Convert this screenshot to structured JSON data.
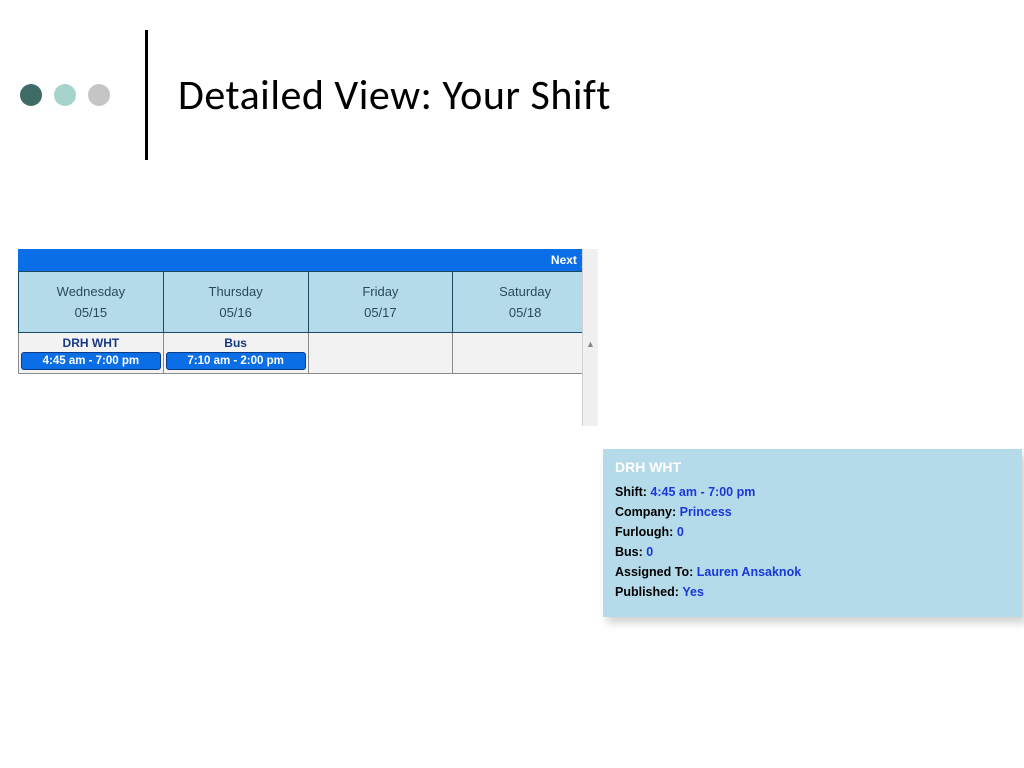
{
  "header": {
    "title": "Detailed View: Your Shift"
  },
  "calendar": {
    "next_label": "Next",
    "days": [
      {
        "name": "Wednesday",
        "date": "05/15"
      },
      {
        "name": "Thursday",
        "date": "05/16"
      },
      {
        "name": "Friday",
        "date": "05/17"
      },
      {
        "name": "Saturday",
        "date": "05/18"
      }
    ],
    "shifts": [
      {
        "label": "DRH WHT",
        "time": "4:45 am - 7:00 pm"
      },
      {
        "label": "Bus",
        "time": "7:10 am - 2:00 pm"
      }
    ]
  },
  "detail": {
    "title": "DRH WHT",
    "rows": {
      "shift": {
        "k": "Shift:",
        "v": "4:45 am - 7:00 pm"
      },
      "company": {
        "k": "Company:",
        "v": "Princess"
      },
      "furlough": {
        "k": "Furlough:",
        "v": "0"
      },
      "bus": {
        "k": "Bus:",
        "v": "0"
      },
      "assigned": {
        "k": "Assigned To:",
        "v": "Lauren Ansaknok"
      },
      "published": {
        "k": "Published:",
        "v": "Yes"
      }
    }
  }
}
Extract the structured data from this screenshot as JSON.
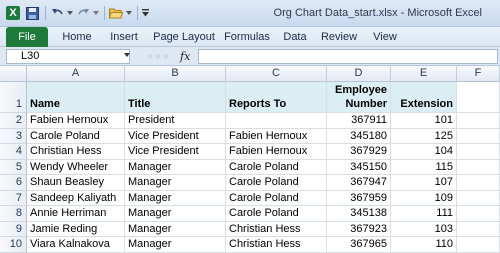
{
  "window": {
    "title": "Org Chart Data_start.xlsx - Microsoft Excel",
    "app_letter": "X"
  },
  "ribbon": {
    "tabs": [
      "File",
      "Home",
      "Insert",
      "Page Layout",
      "Formulas",
      "Data",
      "Review",
      "View"
    ]
  },
  "formula_bar": {
    "name_box": "L30",
    "fx_label": "fx",
    "value": ""
  },
  "columns": [
    "A",
    "B",
    "C",
    "D",
    "E",
    "F"
  ],
  "header_row": {
    "name": "Name",
    "title": "Title",
    "reports_to": "Reports To",
    "employee_line1": "Employee",
    "employee_line2": "Number",
    "extension": "Extension"
  },
  "rows": [
    {
      "num": "2",
      "name": "Fabien Hernoux",
      "title": "President",
      "reports_to": "",
      "emp": "367911",
      "ext": "101"
    },
    {
      "num": "3",
      "name": "Carole Poland",
      "title": "Vice President",
      "reports_to": "Fabien Hernoux",
      "emp": "345180",
      "ext": "125"
    },
    {
      "num": "4",
      "name": "Christian Hess",
      "title": "Vice President",
      "reports_to": "Fabien Hernoux",
      "emp": "367929",
      "ext": "104"
    },
    {
      "num": "5",
      "name": "Wendy Wheeler",
      "title": "Manager",
      "reports_to": "Carole Poland",
      "emp": "345150",
      "ext": "115"
    },
    {
      "num": "6",
      "name": "Shaun Beasley",
      "title": "Manager",
      "reports_to": "Carole Poland",
      "emp": "367947",
      "ext": "107"
    },
    {
      "num": "7",
      "name": "Sandeep Kaliyath",
      "title": "Manager",
      "reports_to": "Carole Poland",
      "emp": "367959",
      "ext": "109"
    },
    {
      "num": "8",
      "name": "Annie Herriman",
      "title": "Manager",
      "reports_to": "Carole Poland",
      "emp": "345138",
      "ext": "111"
    },
    {
      "num": "9",
      "name": "Jamie Reding",
      "title": "Manager",
      "reports_to": "Christian Hess",
      "emp": "367923",
      "ext": "103"
    },
    {
      "num": "10",
      "name": "Viara Kalnakova",
      "title": "Manager",
      "reports_to": "Christian Hess",
      "emp": "367965",
      "ext": "110"
    }
  ],
  "header_row_num": "1",
  "colors": {
    "file_tab": "#1e7b3c",
    "header_fill": "#dbeef4"
  }
}
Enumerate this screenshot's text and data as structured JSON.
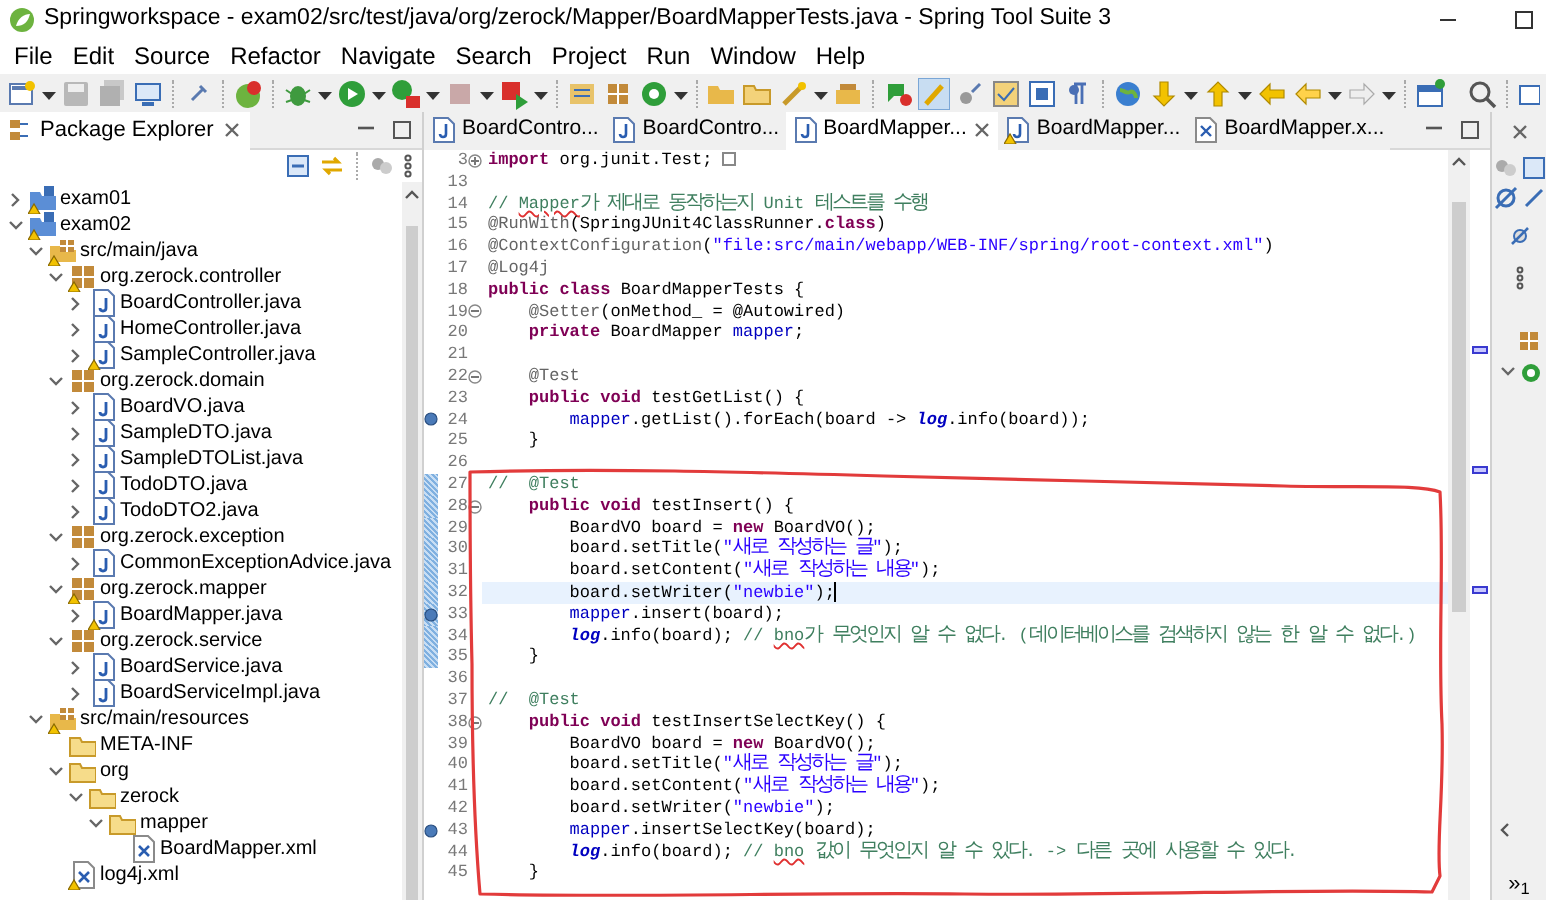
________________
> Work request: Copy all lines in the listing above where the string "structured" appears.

> Answer space:
Convert this screenshot to structured JSON data.
Extract the structured data from this screenshot as JSON.
Enumerate this screenshot's text and data as structured JSON.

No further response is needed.